━━━━━ Supplied data ━━━━━

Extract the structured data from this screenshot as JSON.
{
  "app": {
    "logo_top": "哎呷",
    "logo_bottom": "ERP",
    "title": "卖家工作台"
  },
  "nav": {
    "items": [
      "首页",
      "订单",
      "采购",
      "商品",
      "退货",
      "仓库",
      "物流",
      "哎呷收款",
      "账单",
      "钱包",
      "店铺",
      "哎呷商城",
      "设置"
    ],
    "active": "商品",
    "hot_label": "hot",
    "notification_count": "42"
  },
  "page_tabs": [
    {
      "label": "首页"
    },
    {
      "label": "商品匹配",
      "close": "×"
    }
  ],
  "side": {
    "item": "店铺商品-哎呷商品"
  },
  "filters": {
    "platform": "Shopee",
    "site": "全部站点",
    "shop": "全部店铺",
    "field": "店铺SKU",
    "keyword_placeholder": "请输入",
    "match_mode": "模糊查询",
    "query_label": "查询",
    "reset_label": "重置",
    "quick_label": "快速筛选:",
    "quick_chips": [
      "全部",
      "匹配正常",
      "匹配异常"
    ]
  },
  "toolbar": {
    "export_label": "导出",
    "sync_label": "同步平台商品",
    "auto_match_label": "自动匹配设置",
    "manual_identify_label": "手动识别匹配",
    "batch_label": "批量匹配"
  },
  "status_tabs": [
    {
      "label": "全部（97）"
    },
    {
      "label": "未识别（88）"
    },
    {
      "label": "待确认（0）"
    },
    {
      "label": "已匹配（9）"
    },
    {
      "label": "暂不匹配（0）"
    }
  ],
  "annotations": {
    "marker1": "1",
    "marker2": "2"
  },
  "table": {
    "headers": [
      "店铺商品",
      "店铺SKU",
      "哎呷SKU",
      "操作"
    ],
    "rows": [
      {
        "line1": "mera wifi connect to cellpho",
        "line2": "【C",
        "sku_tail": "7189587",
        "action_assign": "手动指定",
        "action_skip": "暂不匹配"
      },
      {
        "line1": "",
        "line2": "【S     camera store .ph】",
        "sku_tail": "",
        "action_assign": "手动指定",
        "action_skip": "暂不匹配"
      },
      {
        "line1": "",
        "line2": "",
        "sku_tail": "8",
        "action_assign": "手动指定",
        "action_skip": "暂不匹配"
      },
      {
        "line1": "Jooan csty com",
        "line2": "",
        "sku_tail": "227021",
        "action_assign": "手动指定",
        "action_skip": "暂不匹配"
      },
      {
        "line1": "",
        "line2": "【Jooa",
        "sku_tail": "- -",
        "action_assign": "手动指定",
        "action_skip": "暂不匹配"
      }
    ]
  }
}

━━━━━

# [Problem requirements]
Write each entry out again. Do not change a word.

# [Response box]
Extract the structured data from this screenshot as JSON.
{
  "app": {
    "logo_top": "哎呷",
    "logo_bottom": "ERP",
    "title": "卖家工作台"
  },
  "nav": {
    "items": [
      "首页",
      "订单",
      "采购",
      "商品",
      "退货",
      "仓库",
      "物流",
      "哎呷收款",
      "账单",
      "钱包",
      "店铺",
      "哎呷商城",
      "设置"
    ],
    "active": "商品",
    "hot_label": "hot",
    "notification_count": "42"
  },
  "page_tabs": [
    {
      "label": "首页"
    },
    {
      "label": "商品匹配",
      "close": "×"
    }
  ],
  "side": {
    "item": "店铺商品-哎呷商品"
  },
  "filters": {
    "platform": "Shopee",
    "site": "全部站点",
    "shop": "全部店铺",
    "field": "店铺SKU",
    "keyword_placeholder": "请输入",
    "match_mode": "模糊查询",
    "query_label": "查询",
    "reset_label": "重置",
    "quick_label": "快速筛选:",
    "quick_chips": [
      "全部",
      "匹配正常",
      "匹配异常"
    ]
  },
  "toolbar": {
    "export_label": "导出",
    "sync_label": "同步平台商品",
    "auto_match_label": "自动匹配设置",
    "manual_identify_label": "手动识别匹配",
    "batch_label": "批量匹配"
  },
  "status_tabs": [
    {
      "label": "全部（97）"
    },
    {
      "label": "未识别（88）"
    },
    {
      "label": "待确认（0）"
    },
    {
      "label": "已匹配（9）"
    },
    {
      "label": "暂不匹配（0）"
    }
  ],
  "annotations": {
    "marker1": "1",
    "marker2": "2"
  },
  "table": {
    "headers": [
      "店铺商品",
      "店铺SKU",
      "哎呷SKU",
      "操作"
    ],
    "rows": [
      {
        "line1": "mera wifi connect to cellpho",
        "line2": "【C",
        "sku_tail": "7189587",
        "action_assign": "手动指定",
        "action_skip": "暂不匹配"
      },
      {
        "line1": "",
        "line2": "【S     camera store .ph】",
        "sku_tail": "",
        "action_assign": "手动指定",
        "action_skip": "暂不匹配"
      },
      {
        "line1": "",
        "line2": "",
        "sku_tail": "8",
        "action_assign": "手动指定",
        "action_skip": "暂不匹配"
      },
      {
        "line1": "Jooan csty com",
        "line2": "",
        "sku_tail": "227021",
        "action_assign": "手动指定",
        "action_skip": "暂不匹配"
      },
      {
        "line1": "",
        "line2": "【Jooa",
        "sku_tail": "- -",
        "action_assign": "手动指定",
        "action_skip": "暂不匹配"
      }
    ]
  }
}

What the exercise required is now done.